With so much focus on the drug class, and convincing efficacy results from a range of phase 2 and 3 studies, drug developers could shift their focus from mere weight loss to improving the quality of weight loss, as a briefing note from Truist explains. This goal could entail ensuring weight loss is durable, maintaining lean body mass, and curbing side effects.
One potential wildcard is Lilly’s retatrutide, a triple hormone receptor agonist of GLP-1, GIP, and GCGR receptors, that set a record for weight loss earlier this year in a phase 2 study for speed of weight loss. In the phase 2 study (NCT04881760), participants had -8.7% with a 1 mg dose, -17.1% with a 4 mg dose, -22.8% with an 8 mg dose, and -24.2% with a 12 mg dose after 48 weeks. While Lilly’s tirzepatide supported more total weight loss in the phase 3 SURMOUNT-3 trial, the time for participants to reach a total mean weight loss of 26.6% was 84 weeks after a 12-week intensive lifestyle intervention and subsequent tirzepatide treatment.
Although GLP-1 drugs are effective at supporting weight loss, evidence from long-term follow-up studies for drugs such as semaglutide and tirzepatide suggests that a majority of subjects regain most of their lost weight within a year of discontinuing the medication. Data from the STEP1 semaglutide study and tirzepatide’s SURMOUNT-4 study indicate that many individuals who received the drugs regain 75% or more of their weight within a year. On the other hand, the potential need for chronic therapy could mirror treatments of other chronic conditions.
Maintaining lean body mass
One data point that can be easy to overlook when assessing impressive weight loss data from GLP-1 is the percentage of weight loss from fat versus muscle. Some data from semaglutide users indicate significant loss in lean muscle. A Japanese meta-analysis, for instance, found a significant decrease in fat-free mass (FFM) associated with the use of semaglutide compared to placebo, in patients with type 2 diabetes. Not all studies, however, have reached that conclusion.
In any event, companies such as Versanis and 35Pharma are aiming to develop therapies such as bimagrumab and HS235, respectively, that preserve lean body mass during weight loss.
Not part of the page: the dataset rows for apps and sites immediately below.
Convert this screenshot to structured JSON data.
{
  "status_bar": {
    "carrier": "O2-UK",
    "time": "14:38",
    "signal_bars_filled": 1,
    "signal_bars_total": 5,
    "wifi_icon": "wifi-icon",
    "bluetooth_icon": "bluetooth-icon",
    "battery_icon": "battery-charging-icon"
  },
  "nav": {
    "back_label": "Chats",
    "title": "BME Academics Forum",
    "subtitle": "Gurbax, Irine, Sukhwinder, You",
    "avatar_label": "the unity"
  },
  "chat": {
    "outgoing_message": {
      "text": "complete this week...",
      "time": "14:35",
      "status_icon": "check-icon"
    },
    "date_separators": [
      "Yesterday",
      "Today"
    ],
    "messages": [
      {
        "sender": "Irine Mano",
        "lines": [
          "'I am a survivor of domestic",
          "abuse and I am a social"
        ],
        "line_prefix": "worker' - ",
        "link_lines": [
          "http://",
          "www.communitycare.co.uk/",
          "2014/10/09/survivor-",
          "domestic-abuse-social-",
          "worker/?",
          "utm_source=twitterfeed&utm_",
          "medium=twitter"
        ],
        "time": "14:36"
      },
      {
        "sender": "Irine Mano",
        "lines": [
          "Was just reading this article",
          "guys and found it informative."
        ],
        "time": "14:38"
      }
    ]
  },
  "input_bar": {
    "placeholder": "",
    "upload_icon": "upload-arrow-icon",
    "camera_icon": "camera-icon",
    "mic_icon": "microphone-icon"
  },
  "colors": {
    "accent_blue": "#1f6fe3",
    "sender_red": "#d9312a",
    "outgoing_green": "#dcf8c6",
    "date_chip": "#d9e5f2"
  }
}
Bimagrumab is an activin receptor type 2B antagonist — a novel obesity therapy — that has entered phase IIb studies. In a phase 2 study, the drug candidate facilitated fat loss while promoting a lean mass gain of 4.5%. Versanis has tested the drug in 21 clinical trials with more than 1,000 patients to date. In a study presented at ObesityWeek 2022, the drug also supported fat mass loss while offsetting the lean mass loss induced by incretins like semaglutide and tirzepatide.
On the other hand, 35Pharma’s HS235 is an activin receptor ectodomain-based Fc-fusion protein intended to inhibit ligands controlling body composition in obesity. HS235 addresses both vascular remodeling and Metabolic Syndrome (MetS) in pulmonary hypertension. In vivo testing of HS135, a related molecule, yielded promising effects on body composition and efficacy in pulmonary arterial hypertension, hinting at the potential benefits these therapies for maintaining weight loss.
Addressing side effects
While GLP-1 drugs are generally well-tolerated, gastrointestinal adverse events have been problematic for some patients taking the drugs. For Wegovy, the most common adverse reactions associated with discontinuation of the drug were nausea, vomiting, and diarrhea when compared to a placebo. The side effect profile for tirzepatide are similar, with the most common adverse events also gastrointestinal in nature.
Truist noted in their briefing note that gradual titration can mitigate such GLP-1 side effects like nausea and vomiting, an ongoing quest remains to limit them in next-gen approaches. Combining GLP-1 drugs with peptides such as amylin or glucagon is one approach. Truist also points to the use of shrews as a novel preclinical model, which have a human-like gag reflex and vomiting tendencies. Truist also noted that while bimagrumab appeared to have an advantage in terms of muscle preservation, it also had gastrointestinal side effects and muscle spasms for some clinical trial participants.
While GLP-1 drugs such as semaglutide and tirzepatide could mark a shift in the battle against obesity, the next frontier of drug development of obesity drugs could yield a more holistic and sustainable approach to obesity management. While the playing field is now limited, patients in the future could have a variety of novel treatment options to explore.